** What is required **
Reading the records beneath this task, work out how many lines contain the word "Posts" and reply with only that number.
*** Entries shown ***
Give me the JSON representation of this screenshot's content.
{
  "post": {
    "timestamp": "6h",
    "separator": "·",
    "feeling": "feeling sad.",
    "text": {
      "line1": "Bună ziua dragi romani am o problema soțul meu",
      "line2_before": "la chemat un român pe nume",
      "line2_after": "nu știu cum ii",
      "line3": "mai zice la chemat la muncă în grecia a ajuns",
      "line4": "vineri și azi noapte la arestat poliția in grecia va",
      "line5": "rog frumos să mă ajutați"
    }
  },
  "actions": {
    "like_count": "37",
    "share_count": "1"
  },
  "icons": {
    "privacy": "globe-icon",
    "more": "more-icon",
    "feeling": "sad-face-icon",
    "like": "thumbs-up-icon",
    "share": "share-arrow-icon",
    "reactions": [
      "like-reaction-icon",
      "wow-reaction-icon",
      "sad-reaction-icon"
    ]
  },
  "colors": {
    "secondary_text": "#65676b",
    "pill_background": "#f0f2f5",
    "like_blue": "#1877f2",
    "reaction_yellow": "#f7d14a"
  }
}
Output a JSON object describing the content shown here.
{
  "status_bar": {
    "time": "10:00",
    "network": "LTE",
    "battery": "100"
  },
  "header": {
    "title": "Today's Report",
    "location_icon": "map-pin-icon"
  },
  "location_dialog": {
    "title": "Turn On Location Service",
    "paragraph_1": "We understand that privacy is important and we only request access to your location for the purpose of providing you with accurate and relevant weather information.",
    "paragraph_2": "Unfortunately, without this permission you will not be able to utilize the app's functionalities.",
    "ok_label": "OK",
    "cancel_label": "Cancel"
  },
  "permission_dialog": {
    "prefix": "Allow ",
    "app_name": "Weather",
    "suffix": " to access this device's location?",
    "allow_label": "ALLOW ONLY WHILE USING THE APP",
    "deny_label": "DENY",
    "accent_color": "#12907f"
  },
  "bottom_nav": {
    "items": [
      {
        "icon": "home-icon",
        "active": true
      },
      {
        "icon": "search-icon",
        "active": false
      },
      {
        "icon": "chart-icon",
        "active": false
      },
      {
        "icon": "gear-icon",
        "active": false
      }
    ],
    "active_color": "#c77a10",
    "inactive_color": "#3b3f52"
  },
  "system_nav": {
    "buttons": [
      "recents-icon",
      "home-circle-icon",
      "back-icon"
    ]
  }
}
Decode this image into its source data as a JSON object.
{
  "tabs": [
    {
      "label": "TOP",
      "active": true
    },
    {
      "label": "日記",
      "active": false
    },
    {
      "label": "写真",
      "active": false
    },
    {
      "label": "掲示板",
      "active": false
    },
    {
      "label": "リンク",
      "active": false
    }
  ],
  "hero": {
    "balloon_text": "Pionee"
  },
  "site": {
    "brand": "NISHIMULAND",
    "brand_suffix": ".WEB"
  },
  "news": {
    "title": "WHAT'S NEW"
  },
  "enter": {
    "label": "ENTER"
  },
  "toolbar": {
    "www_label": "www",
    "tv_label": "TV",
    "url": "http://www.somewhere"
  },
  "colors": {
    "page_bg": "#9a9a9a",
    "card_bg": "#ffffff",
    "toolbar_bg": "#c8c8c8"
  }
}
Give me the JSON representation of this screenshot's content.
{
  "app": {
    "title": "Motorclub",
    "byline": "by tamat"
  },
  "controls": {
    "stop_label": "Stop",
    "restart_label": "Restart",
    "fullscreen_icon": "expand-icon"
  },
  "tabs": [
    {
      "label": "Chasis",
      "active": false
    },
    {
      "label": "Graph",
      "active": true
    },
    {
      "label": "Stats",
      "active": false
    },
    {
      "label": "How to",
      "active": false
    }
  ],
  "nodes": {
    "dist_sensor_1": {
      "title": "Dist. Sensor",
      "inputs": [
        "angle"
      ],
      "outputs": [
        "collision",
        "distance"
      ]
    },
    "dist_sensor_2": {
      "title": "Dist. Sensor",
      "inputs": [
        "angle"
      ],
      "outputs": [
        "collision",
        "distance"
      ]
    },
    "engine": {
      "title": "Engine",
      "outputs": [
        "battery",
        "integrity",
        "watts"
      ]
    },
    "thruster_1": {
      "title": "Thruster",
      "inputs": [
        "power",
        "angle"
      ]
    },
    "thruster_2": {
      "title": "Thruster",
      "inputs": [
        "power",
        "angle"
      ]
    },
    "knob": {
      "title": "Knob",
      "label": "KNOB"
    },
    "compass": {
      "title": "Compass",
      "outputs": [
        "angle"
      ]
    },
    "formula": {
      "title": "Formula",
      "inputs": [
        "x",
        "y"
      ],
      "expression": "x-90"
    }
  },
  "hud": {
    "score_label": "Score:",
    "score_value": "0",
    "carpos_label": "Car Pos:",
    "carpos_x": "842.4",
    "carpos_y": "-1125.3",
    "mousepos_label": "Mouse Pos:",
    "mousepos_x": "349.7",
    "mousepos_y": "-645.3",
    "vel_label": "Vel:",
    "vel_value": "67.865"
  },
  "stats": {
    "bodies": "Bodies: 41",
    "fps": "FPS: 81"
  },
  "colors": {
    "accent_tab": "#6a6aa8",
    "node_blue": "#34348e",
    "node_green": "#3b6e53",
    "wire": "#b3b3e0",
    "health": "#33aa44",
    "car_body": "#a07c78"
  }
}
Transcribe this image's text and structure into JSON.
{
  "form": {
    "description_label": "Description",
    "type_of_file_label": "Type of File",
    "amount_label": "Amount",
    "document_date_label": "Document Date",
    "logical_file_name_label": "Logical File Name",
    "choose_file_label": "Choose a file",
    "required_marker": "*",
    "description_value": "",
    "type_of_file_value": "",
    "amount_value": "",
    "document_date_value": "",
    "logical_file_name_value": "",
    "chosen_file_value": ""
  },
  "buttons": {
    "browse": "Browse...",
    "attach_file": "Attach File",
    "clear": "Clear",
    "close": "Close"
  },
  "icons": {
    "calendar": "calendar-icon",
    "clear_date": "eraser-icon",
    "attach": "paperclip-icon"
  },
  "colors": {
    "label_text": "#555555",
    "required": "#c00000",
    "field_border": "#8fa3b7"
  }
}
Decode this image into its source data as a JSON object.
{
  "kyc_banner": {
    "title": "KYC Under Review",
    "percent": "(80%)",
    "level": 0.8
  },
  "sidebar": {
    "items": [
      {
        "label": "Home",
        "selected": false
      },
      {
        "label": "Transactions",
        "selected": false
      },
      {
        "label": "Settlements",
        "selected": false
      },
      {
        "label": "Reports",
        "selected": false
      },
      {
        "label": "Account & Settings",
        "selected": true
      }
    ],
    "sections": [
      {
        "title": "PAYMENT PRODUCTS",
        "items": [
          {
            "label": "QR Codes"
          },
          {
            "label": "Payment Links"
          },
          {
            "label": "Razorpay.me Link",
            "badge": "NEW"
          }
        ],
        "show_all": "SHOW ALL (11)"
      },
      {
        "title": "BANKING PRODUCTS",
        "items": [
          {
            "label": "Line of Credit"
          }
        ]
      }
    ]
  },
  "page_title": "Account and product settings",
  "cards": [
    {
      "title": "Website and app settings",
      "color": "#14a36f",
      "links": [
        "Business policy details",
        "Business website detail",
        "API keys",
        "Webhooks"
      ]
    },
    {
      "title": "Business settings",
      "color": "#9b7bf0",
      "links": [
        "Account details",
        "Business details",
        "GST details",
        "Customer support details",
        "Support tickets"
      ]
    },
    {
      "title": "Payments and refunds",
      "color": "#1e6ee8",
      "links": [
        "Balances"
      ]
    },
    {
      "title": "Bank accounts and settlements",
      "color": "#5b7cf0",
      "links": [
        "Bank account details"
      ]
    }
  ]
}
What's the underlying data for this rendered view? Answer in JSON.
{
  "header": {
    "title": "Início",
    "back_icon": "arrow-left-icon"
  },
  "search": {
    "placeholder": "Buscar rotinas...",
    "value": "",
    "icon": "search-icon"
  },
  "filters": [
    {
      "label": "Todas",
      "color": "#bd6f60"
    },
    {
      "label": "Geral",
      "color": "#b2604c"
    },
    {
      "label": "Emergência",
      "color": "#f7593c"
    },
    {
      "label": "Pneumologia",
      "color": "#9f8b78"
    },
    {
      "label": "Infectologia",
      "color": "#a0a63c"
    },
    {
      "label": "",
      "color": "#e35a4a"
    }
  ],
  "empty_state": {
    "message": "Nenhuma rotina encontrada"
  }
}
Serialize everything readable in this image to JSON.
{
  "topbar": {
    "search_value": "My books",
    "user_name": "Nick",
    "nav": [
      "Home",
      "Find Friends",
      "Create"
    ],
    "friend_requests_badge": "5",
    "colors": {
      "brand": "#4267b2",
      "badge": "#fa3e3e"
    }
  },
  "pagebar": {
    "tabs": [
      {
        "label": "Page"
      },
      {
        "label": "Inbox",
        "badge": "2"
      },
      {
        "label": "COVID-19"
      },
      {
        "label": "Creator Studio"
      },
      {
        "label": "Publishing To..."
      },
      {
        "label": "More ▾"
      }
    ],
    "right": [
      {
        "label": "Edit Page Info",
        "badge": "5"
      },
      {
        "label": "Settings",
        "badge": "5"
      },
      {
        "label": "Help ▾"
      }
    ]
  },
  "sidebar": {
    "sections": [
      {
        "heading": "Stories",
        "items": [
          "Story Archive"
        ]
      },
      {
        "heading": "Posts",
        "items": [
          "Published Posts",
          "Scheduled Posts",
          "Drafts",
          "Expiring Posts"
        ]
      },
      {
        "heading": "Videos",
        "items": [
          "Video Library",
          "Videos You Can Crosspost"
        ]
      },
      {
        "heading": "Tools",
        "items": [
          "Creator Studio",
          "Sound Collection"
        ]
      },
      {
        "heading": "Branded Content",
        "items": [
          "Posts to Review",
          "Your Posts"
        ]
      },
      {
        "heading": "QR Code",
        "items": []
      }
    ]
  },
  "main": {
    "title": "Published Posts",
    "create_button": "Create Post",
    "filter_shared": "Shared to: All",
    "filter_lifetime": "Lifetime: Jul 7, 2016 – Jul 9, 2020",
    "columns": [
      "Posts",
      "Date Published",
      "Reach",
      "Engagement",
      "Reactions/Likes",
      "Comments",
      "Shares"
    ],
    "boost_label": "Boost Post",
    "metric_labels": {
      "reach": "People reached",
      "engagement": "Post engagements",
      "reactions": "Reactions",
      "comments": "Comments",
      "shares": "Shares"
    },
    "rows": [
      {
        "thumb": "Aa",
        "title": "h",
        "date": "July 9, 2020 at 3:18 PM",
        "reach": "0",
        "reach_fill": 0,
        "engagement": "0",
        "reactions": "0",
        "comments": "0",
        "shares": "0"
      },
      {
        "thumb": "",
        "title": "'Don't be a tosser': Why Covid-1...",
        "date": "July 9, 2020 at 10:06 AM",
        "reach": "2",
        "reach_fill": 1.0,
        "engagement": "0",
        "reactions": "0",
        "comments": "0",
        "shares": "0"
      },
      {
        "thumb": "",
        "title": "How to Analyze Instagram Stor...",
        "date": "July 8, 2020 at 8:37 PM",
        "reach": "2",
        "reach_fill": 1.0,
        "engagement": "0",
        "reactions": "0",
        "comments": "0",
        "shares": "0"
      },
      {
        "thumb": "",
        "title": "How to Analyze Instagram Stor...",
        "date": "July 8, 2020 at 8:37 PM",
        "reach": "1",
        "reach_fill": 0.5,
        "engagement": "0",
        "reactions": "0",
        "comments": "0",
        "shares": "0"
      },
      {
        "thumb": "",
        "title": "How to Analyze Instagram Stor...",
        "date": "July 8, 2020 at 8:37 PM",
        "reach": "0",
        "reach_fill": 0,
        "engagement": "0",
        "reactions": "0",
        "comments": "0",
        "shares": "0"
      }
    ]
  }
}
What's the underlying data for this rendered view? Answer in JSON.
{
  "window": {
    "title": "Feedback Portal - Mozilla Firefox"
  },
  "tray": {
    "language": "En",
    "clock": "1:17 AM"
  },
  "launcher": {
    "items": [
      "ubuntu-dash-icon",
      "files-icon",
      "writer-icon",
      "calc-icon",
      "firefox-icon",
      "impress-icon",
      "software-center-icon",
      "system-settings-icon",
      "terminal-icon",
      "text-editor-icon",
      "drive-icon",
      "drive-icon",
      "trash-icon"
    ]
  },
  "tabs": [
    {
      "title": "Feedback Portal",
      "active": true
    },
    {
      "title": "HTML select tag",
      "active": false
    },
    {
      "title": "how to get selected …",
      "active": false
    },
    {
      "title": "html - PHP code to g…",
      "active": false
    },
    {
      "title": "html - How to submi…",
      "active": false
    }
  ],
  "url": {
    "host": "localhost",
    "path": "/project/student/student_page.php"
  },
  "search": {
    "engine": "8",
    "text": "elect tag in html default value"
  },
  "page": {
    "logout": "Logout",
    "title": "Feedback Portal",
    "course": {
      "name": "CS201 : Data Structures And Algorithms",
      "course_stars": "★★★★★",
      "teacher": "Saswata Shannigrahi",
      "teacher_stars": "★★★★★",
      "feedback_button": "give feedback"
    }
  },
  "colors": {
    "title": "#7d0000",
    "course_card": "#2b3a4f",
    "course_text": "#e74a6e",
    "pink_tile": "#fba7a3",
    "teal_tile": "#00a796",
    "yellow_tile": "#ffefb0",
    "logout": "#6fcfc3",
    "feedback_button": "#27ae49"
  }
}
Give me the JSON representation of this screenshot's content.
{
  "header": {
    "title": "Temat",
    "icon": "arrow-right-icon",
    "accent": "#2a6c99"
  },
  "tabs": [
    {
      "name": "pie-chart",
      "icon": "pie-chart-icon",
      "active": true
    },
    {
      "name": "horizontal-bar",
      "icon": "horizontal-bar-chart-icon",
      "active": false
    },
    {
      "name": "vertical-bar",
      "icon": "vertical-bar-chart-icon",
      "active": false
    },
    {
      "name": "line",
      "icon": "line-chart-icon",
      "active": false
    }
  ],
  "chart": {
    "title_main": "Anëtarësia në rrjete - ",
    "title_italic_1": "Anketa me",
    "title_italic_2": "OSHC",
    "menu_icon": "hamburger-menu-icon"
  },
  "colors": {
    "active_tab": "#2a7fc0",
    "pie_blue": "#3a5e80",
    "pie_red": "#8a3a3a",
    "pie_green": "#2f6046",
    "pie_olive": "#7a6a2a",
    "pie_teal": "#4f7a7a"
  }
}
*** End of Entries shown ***
** Written answer **
8